◆ **WORK TO BE COMPLETED**: Please reproduce the entries exactly as they appear below, but not the pictures.

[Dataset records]
=======
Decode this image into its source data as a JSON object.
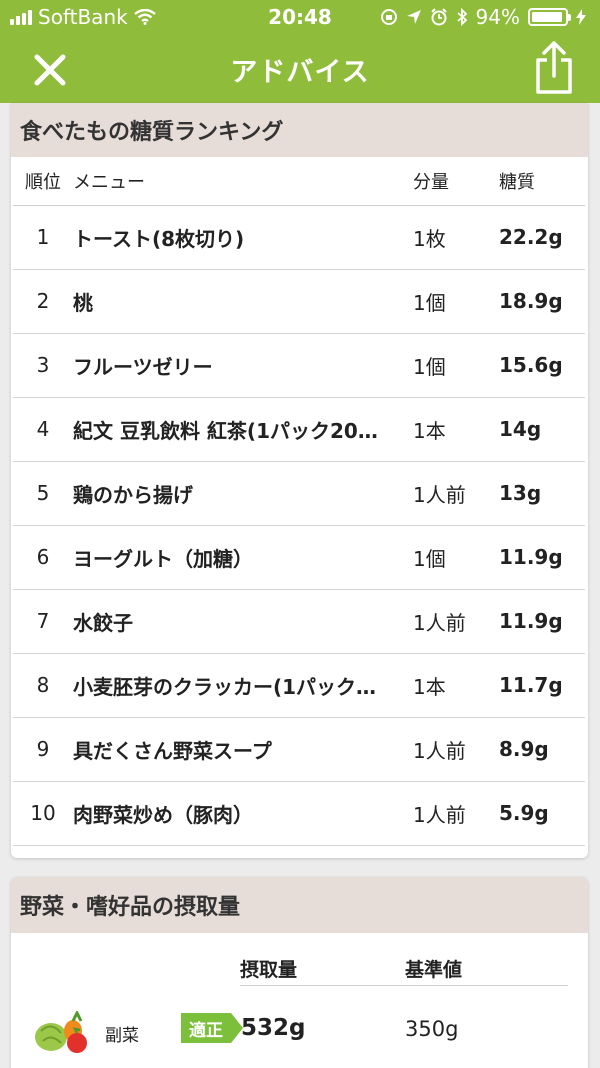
{
  "status": {
    "carrier": "SoftBank",
    "time": "20:48",
    "battery": "94%",
    "battery_level": 0.94
  },
  "nav": {
    "title": "アドバイス",
    "close_icon": "close-icon",
    "share_icon": "share-icon"
  },
  "ranking": {
    "title": "食べたもの糖質ランキング",
    "headers": {
      "rank": "順位",
      "menu": "メニュー",
      "amount": "分量",
      "carbs": "糖質"
    },
    "rows": [
      {
        "rank": "1",
        "name": "トースト(8枚切り)",
        "amount": "1枚",
        "carbs": "22.2g"
      },
      {
        "rank": "2",
        "name": "桃",
        "amount": "1個",
        "carbs": "18.9g"
      },
      {
        "rank": "3",
        "name": "フルーツゼリー",
        "amount": "1個",
        "carbs": "15.6g"
      },
      {
        "rank": "4",
        "name": "紀文 豆乳飲料 紅茶(1パック20…",
        "amount": "1本",
        "carbs": "14g"
      },
      {
        "rank": "5",
        "name": "鶏のから揚げ",
        "amount": "1人前",
        "carbs": "13g"
      },
      {
        "rank": "6",
        "name": "ヨーグルト（加糖）",
        "amount": "1個",
        "carbs": "11.9g"
      },
      {
        "rank": "7",
        "name": "水餃子",
        "amount": "1人前",
        "carbs": "11.9g"
      },
      {
        "rank": "8",
        "name": "小麦胚芽のクラッカー(1パック…",
        "amount": "1本",
        "carbs": "11.7g"
      },
      {
        "rank": "9",
        "name": "具だくさん野菜スープ",
        "amount": "1人前",
        "carbs": "8.9g"
      },
      {
        "rank": "10",
        "name": "肉野菜炒め（豚肉）",
        "amount": "1人前",
        "carbs": "5.9g"
      }
    ]
  },
  "intake": {
    "title": "野菜・嗜好品の摂取量",
    "headers": {
      "intake": "摂取量",
      "standard": "基準値"
    },
    "rows": [
      {
        "label": "副菜",
        "badge": "適正",
        "intake": "532g",
        "standard": "350g",
        "icon": "vegetables-icon",
        "badge_color": "#7bbf3a"
      }
    ]
  },
  "colors": {
    "header": "#8fbd3b",
    "section_head": "#e6dcd8",
    "badge": "#7bbf3a"
  }
}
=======
◆ **PROBLEM SOLUTION**:
Decode this image into its source data as a JSON object.
{
  "status": {
    "carrier": "SoftBank",
    "time": "20:48",
    "battery": "94%",
    "battery_level": 0.94
  },
  "nav": {
    "title": "アドバイス",
    "close_icon": "close-icon",
    "share_icon": "share-icon"
  },
  "ranking": {
    "title": "食べたもの糖質ランキング",
    "headers": {
      "rank": "順位",
      "menu": "メニュー",
      "amount": "分量",
      "carbs": "糖質"
    },
    "rows": [
      {
        "rank": "1",
        "name": "トースト(8枚切り)",
        "amount": "1枚",
        "carbs": "22.2g"
      },
      {
        "rank": "2",
        "name": "桃",
        "amount": "1個",
        "carbs": "18.9g"
      },
      {
        "rank": "3",
        "name": "フルーツゼリー",
        "amount": "1個",
        "carbs": "15.6g"
      },
      {
        "rank": "4",
        "name": "紀文 豆乳飲料 紅茶(1パック20…",
        "amount": "1本",
        "carbs": "14g"
      },
      {
        "rank": "5",
        "name": "鶏のから揚げ",
        "amount": "1人前",
        "carbs": "13g"
      },
      {
        "rank": "6",
        "name": "ヨーグルト（加糖）",
        "amount": "1個",
        "carbs": "11.9g"
      },
      {
        "rank": "7",
        "name": "水餃子",
        "amount": "1人前",
        "carbs": "11.9g"
      },
      {
        "rank": "8",
        "name": "小麦胚芽のクラッカー(1パック…",
        "amount": "1本",
        "carbs": "11.7g"
      },
      {
        "rank": "9",
        "name": "具だくさん野菜スープ",
        "amount": "1人前",
        "carbs": "8.9g"
      },
      {
        "rank": "10",
        "name": "肉野菜炒め（豚肉）",
        "amount": "1人前",
        "carbs": "5.9g"
      }
    ]
  },
  "intake": {
    "title": "野菜・嗜好品の摂取量",
    "headers": {
      "intake": "摂取量",
      "standard": "基準値"
    },
    "rows": [
      {
        "label": "副菜",
        "badge": "適正",
        "intake": "532g",
        "standard": "350g",
        "icon": "vegetables-icon",
        "badge_color": "#7bbf3a"
      }
    ]
  },
  "colors": {
    "header": "#8fbd3b",
    "section_head": "#e6dcd8",
    "badge": "#7bbf3a"
  }
}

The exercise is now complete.